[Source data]
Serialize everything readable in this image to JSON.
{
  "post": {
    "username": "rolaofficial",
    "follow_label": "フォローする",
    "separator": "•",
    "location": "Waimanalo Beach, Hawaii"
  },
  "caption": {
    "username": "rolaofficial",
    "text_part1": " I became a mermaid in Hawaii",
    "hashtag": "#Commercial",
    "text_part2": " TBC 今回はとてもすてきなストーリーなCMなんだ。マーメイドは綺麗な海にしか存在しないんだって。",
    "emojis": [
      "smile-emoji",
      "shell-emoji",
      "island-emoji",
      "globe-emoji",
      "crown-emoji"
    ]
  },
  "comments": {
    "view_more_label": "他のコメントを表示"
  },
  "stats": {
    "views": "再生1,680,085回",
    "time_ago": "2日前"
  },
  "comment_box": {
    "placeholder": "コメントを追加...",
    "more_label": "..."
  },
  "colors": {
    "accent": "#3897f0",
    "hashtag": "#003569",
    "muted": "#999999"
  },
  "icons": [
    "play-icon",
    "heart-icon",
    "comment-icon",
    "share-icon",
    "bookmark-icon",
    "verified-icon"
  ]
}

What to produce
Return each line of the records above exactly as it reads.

Response box
Serialize everything readable in this image to JSON.
{
  "post": {
    "username": "rolaofficial",
    "follow_label": "フォローする",
    "separator": "•",
    "location": "Waimanalo Beach, Hawaii"
  },
  "caption": {
    "username": "rolaofficial",
    "text_part1": " I became a mermaid in Hawaii",
    "hashtag": "#Commercial",
    "text_part2": " TBC 今回はとてもすてきなストーリーなCMなんだ。マーメイドは綺麗な海にしか存在しないんだって。",
    "emojis": [
      "smile-emoji",
      "shell-emoji",
      "island-emoji",
      "globe-emoji",
      "crown-emoji"
    ]
  },
  "comments": {
    "view_more_label": "他のコメントを表示"
  },
  "stats": {
    "views": "再生1,680,085回",
    "time_ago": "2日前"
  },
  "comment_box": {
    "placeholder": "コメントを追加...",
    "more_label": "..."
  },
  "colors": {
    "accent": "#3897f0",
    "hashtag": "#003569",
    "muted": "#999999"
  },
  "icons": [
    "play-icon",
    "heart-icon",
    "comment-icon",
    "share-icon",
    "bookmark-icon",
    "verified-icon"
  ]
}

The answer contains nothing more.